IV. We shall be judged not only for our own personal Sins, but, in many cases, for
the the Sins of other Men, which we have made our own: There are a great many ways whereby we may bringthe Guilt of other Mens Sins upon our selves; when we tempt and provoke Men to sin, by our Authority, Counsels, Examples; when we perswade, intice, threaten, or shame Men into Sin; when we neglect our Duty to those who are under our Government; do not instruct them better, do not forewarn them of the Danger they are in of being miserable in this World, and in the next; when we do not restrain them, when we can, nor punish them for their Sins; when we are Partners with them in their Wickedness, or the Instruments of it; when we corrupt and debauch their Understandings with the Principles . of Atheism, Infidelity, or Scepticism; whatever Wickedness Men are drawn into by these means, is chargeable upon our selves, and must be added to our Account, as in reason it ought to be; for if we are the Cause of other Mens sins, we must bear the Guilt of them too.
And if this be so, what a terrible Account have some Men to make, which they never think of? How many have they corrupted by their Examples, or Counsels, or some other way? And how will this aggravate their own Condemnation,. when they carry a long Train and Retinue of undone Souls to Hell with them? That if Men will not be good themselves, they ought to take care how they make others wicked: This they get nothing by, but a double Damnation, and they will find it enough to be

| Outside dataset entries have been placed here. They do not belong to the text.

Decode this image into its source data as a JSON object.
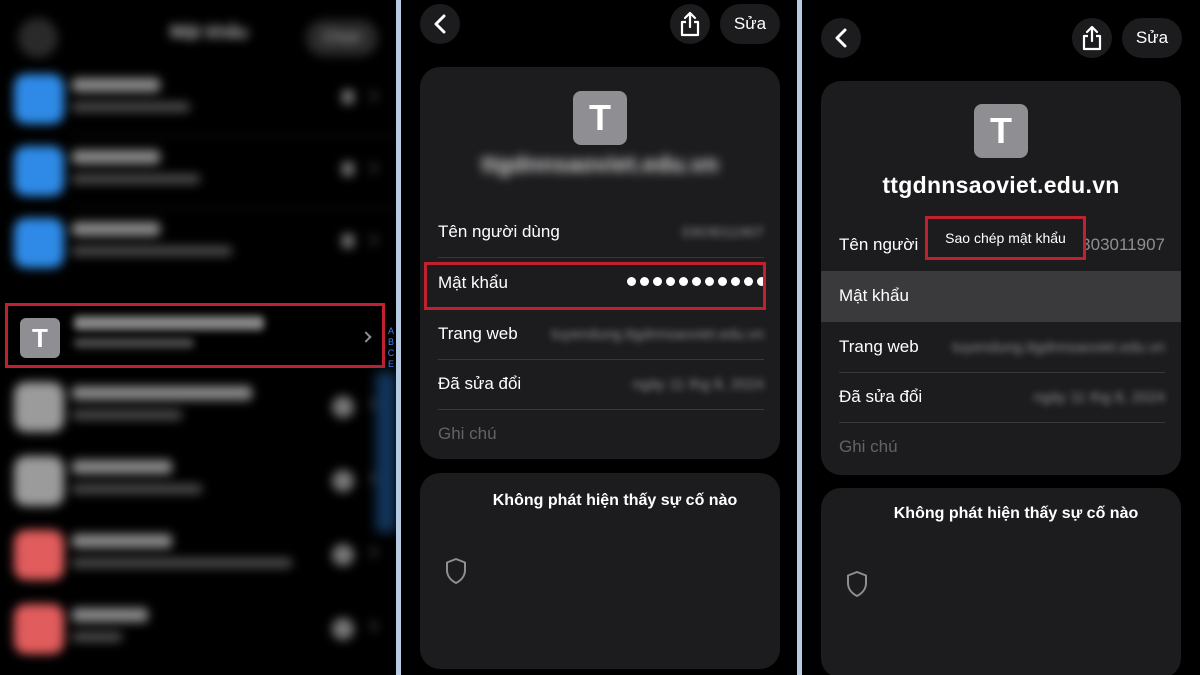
{
  "panel1": {
    "header": {
      "title": "Mật khẩu",
      "filter_label": "Chọn"
    },
    "rows_top": [
      {
        "icon_color": "#2e8ae6",
        "title": "Trankiko",
        "subtitle": "ttgdnnsaoviet.edu.vn",
        "count": "2"
      },
      {
        "icon_color": "#2e8ae6",
        "title": "Trankiko",
        "subtitle": "ttgdnnsaoviet.edu.vn",
        "count": "2"
      },
      {
        "icon_color": "#2e8ae6",
        "title": "Trankiko",
        "subtitle": "Phan Thị Thanh Thanh",
        "count": "2"
      }
    ],
    "selected": {
      "tile_letter": "T",
      "title": "ttgdnnsaoviet.edu.vn",
      "subtitle": "0303011907"
    },
    "index_letters": [
      "A",
      "B",
      "C",
      "E"
    ],
    "rows_bottom": [
      {
        "icon_color": "#9b9b9b",
        "title": "ttgdnnsaoviet.edu.vn",
        "subtitle": "0303011907"
      },
      {
        "icon_color": "#9b9b9b",
        "title": "ttgdnnsaoviet.edu.vn",
        "subtitle": "0303011907"
      },
      {
        "icon_color": "#e15c5c",
        "title": "Trankiko",
        "subtitle": "Phan Thị Thanh Thanh Thanh"
      },
      {
        "icon_color": "#e15c5c",
        "title": "Trankiko",
        "subtitle": "0303011907"
      }
    ]
  },
  "panel2": {
    "edit_label": "Sửa",
    "tile_letter": "T",
    "site_title": "ttgdnnsaoviet.edu.vn",
    "username_label": "Tên người dùng",
    "username_value": "0303011907",
    "password_label": "Mật khẩu",
    "website_label": "Trang web",
    "website_value": "tuyendung.ttgdnnsaoviet.edu.vn",
    "modified_label": "Đã sửa đổi",
    "modified_value": "ngày 11 thg 8, 2024",
    "notes_label": "Ghi chú",
    "security_title": "Không phát hiện thấy sự cố nào"
  },
  "panel3": {
    "edit_label": "Sửa",
    "tile_letter": "T",
    "site_title": "ttgdnnsaoviet.edu.vn",
    "username_label": "Tên người",
    "username_value": "0303011907",
    "copy_popup_label": "Sao chép mật khẩu",
    "password_label": "Mật khẩu",
    "website_label": "Trang web",
    "website_value": "tuyendung.ttgdnnsaoviet.edu.vn",
    "modified_label": "Đã sửa đổi",
    "modified_value": "ngày 11 thg 8, 2024",
    "notes_label": "Ghi chú",
    "security_title": "Không phát hiện thấy sự cố nào"
  },
  "colors": {
    "highlight_box": "#c1202e",
    "card_bg": "#1c1c1e",
    "tile_gray": "#8e8e93",
    "divider": "#b7cce0"
  }
}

V. We shall be judged also for our secret Sins: Thus Solomon tells us, God shall bring every work into judgment, with every secret thing, whether it be good, or whether it be evil, 12 Eccl. 14. And St. Paul tells us. That God shall judge the Secrets of men by Jesus. Christ, according to the Gospel, 2 Rom. 16. And therefore David prays to God, Cleanse thou me from secret Faults, 19 Psal. 12.
There is no reason to think it should be otherwise, since our most secret Sins are visible to God: All things are naked and op en Unto the eyes of him with whom we have to do, 4 Heb. 15. And when God knows our most secret Sins, why should he not judge Us for them ? Humane Judicatures will punish those sins which are molt secretly committed, when they happen" to' be discovered; for the sin is never the less, nor does it less deserve to be punished, for being secret: And therefore though such sins may escape the Judgment of Men by being concealed, they cannot escape God's Judgment, who fees and knows them. ...
I grant, that to commit sin openly in the Face of the Sun, argues greater Impudence in sinning, does more publick Dishonour to God, and gives greater Scandal to the World; but secret sins put as great a Contempt on God, as open Impieties do; for it is a plain proof, that such sinners have a greater Reverence for Men, than they have for God; though they profess to believe that God is present every where, and sees all they do, yet they securely commit the greatest Villanies under his. Eye, when no body else sees them, which they